Exercise instructions:
From the entries below, extract every line that includes the word "Options".

[Stored data]
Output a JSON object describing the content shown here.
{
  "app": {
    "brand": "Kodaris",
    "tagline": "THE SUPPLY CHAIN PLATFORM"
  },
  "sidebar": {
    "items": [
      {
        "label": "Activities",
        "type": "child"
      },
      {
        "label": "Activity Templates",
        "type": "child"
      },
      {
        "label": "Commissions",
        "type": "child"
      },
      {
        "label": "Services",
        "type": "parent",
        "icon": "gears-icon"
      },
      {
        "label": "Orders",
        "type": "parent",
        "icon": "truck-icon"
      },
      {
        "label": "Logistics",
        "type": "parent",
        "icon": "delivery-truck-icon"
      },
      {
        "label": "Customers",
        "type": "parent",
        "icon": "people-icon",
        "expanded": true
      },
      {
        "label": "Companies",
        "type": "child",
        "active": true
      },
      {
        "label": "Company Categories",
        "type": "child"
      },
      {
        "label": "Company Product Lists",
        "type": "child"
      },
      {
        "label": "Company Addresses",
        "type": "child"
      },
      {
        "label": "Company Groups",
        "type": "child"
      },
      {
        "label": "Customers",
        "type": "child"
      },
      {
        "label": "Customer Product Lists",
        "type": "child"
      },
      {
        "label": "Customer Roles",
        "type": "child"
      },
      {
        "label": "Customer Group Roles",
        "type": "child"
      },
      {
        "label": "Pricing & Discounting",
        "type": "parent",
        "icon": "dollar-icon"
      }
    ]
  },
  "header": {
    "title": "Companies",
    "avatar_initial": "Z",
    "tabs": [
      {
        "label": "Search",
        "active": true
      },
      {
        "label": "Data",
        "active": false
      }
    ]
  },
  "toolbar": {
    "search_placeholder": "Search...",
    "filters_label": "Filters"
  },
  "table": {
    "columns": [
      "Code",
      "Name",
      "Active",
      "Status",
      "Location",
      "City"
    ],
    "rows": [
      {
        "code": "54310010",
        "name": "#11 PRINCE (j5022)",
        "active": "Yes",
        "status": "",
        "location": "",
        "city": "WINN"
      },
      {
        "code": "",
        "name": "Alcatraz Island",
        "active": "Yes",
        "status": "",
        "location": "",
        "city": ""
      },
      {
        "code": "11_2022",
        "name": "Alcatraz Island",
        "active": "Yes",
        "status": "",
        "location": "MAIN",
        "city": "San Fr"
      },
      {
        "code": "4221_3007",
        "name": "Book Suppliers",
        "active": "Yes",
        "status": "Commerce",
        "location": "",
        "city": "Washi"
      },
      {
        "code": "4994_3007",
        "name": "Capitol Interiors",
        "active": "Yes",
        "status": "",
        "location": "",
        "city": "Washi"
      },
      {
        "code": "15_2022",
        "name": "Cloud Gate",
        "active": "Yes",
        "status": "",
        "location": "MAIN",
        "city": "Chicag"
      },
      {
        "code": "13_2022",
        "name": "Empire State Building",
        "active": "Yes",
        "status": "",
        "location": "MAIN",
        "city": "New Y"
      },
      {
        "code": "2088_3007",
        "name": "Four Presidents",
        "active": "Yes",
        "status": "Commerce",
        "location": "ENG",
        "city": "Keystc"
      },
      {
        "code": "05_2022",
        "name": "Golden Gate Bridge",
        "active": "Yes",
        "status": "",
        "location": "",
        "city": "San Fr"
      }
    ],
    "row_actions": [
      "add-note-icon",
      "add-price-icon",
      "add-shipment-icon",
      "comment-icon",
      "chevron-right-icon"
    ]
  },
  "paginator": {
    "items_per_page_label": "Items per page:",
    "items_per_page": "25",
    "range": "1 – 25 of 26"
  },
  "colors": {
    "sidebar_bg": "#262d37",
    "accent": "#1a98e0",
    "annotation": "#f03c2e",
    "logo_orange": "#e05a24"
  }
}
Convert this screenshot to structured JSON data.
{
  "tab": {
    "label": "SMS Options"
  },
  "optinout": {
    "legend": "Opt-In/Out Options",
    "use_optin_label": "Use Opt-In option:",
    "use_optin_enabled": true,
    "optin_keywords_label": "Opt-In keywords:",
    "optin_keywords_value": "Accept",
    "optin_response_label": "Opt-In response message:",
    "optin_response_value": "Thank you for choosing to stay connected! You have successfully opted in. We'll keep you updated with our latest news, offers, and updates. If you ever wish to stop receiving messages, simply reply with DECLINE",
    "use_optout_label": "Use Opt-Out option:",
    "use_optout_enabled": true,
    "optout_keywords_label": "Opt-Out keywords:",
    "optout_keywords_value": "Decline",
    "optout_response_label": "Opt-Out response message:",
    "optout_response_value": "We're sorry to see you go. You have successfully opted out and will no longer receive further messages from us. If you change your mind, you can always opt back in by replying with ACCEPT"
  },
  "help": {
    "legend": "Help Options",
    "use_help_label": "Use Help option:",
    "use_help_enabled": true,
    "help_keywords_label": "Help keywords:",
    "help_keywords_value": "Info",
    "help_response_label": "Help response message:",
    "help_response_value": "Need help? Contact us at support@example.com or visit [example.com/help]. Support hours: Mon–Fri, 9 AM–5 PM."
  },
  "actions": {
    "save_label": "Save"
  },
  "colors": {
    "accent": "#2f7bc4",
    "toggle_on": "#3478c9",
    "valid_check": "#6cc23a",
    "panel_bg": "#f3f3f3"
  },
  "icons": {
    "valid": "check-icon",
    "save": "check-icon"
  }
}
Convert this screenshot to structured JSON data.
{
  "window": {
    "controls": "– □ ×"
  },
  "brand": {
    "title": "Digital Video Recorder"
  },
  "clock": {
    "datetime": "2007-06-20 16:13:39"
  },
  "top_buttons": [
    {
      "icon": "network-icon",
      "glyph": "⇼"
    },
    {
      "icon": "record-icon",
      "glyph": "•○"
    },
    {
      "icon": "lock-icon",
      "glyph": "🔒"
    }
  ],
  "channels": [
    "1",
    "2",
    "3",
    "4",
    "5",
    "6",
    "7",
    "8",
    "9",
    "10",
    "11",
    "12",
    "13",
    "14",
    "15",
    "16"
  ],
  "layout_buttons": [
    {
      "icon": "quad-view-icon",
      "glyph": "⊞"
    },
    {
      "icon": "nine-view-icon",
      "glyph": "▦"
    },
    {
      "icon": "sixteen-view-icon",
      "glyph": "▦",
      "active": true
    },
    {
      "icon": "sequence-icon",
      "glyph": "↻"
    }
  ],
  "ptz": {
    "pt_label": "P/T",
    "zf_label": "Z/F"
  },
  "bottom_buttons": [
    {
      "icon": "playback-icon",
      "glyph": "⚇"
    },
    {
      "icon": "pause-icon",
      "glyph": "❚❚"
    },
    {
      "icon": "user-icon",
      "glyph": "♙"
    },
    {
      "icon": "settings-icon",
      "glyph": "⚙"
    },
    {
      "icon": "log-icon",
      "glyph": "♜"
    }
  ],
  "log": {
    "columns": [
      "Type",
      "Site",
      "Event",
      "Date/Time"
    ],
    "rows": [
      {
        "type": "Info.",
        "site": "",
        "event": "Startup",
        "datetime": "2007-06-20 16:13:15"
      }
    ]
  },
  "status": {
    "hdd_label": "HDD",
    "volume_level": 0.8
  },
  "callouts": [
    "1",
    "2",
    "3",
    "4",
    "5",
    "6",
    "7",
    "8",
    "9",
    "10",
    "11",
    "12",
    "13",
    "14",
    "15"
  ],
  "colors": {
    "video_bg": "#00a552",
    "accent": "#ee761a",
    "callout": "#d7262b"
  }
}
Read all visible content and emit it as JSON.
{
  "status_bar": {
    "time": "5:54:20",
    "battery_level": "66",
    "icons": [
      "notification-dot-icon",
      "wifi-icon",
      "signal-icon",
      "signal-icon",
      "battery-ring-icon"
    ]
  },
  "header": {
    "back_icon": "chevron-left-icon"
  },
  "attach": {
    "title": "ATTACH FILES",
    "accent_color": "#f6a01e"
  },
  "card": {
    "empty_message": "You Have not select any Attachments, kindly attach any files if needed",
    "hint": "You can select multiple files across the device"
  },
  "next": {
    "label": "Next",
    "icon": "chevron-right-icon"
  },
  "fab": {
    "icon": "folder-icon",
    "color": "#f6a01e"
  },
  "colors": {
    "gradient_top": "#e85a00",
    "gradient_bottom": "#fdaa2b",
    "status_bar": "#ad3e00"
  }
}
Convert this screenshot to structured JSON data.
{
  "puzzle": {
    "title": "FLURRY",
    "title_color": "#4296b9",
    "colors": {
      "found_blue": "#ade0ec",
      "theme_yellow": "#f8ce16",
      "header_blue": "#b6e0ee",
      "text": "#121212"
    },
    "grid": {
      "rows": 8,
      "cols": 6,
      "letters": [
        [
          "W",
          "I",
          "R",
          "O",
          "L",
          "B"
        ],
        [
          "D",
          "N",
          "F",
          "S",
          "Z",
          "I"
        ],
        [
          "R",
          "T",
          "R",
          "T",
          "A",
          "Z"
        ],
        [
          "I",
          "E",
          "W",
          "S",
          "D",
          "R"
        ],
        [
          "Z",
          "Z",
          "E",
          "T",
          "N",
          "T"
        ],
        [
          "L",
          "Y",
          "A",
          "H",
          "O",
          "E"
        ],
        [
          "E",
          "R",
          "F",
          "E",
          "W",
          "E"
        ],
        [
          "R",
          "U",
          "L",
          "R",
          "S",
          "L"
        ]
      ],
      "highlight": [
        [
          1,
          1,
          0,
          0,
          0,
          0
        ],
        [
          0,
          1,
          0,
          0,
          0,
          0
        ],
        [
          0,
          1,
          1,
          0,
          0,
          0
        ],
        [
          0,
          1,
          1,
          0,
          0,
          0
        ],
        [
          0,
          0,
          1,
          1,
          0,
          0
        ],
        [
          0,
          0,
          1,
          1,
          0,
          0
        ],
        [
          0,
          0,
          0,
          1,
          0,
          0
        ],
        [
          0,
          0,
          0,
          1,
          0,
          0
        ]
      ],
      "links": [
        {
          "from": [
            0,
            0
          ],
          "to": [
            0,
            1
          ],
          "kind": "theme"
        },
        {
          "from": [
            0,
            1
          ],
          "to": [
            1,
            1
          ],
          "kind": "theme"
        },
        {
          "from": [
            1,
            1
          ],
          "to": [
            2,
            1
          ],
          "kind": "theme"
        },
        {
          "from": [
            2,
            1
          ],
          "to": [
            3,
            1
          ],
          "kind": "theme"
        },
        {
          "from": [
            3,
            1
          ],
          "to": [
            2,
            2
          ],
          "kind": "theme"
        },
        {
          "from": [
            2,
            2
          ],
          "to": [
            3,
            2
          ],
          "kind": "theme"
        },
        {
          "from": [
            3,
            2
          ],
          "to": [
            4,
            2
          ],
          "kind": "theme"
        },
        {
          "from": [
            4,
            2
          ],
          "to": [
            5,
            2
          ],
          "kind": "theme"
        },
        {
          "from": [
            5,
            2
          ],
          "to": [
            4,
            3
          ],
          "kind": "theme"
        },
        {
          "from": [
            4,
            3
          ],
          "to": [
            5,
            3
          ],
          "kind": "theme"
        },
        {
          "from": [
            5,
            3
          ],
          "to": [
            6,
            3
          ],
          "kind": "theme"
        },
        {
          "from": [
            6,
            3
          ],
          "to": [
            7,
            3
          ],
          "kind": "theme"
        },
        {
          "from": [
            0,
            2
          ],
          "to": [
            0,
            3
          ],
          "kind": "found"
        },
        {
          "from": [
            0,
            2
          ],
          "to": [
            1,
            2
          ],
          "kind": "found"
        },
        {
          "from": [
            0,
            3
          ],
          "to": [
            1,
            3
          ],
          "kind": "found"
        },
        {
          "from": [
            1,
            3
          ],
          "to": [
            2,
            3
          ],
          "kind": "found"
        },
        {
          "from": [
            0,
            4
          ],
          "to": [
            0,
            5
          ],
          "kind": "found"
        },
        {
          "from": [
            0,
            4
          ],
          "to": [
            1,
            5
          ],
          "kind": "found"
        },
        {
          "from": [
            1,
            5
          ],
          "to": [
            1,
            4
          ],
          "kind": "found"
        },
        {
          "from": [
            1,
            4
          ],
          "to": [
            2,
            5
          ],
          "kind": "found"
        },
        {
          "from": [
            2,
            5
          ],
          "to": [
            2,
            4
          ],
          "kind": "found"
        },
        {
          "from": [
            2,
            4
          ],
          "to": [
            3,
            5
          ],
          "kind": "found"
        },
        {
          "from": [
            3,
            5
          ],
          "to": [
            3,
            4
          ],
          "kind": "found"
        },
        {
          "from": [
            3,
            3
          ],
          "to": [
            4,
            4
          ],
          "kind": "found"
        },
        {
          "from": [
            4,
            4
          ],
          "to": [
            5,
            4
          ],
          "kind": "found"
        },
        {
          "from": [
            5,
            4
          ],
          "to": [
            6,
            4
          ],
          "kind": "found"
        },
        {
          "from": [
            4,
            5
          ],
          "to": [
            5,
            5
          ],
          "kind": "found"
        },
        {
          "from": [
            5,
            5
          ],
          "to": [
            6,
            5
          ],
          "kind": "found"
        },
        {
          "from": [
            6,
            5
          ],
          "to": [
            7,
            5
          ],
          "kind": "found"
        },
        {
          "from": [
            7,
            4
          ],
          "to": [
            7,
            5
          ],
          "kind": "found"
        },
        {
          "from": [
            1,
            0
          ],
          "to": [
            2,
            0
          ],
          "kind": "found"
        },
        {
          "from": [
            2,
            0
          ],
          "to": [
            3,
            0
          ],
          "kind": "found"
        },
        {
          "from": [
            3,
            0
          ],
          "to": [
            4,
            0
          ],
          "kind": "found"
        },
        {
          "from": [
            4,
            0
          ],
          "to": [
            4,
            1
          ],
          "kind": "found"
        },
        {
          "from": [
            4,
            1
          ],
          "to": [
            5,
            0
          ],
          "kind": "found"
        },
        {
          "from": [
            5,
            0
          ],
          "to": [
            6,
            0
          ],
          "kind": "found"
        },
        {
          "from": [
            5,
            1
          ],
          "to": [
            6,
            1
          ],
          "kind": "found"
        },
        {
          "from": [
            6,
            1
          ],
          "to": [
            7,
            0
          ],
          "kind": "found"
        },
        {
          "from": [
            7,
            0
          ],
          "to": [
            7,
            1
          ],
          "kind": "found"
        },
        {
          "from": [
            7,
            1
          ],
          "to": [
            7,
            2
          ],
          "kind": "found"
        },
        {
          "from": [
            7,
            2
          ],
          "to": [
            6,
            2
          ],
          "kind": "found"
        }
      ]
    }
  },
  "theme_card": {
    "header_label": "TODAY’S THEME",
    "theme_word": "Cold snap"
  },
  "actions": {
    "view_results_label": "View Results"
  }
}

Expected answer:
    "label": "SMS Options"
    "legend": "Opt-In/Out Options",
    "legend": "Help Options",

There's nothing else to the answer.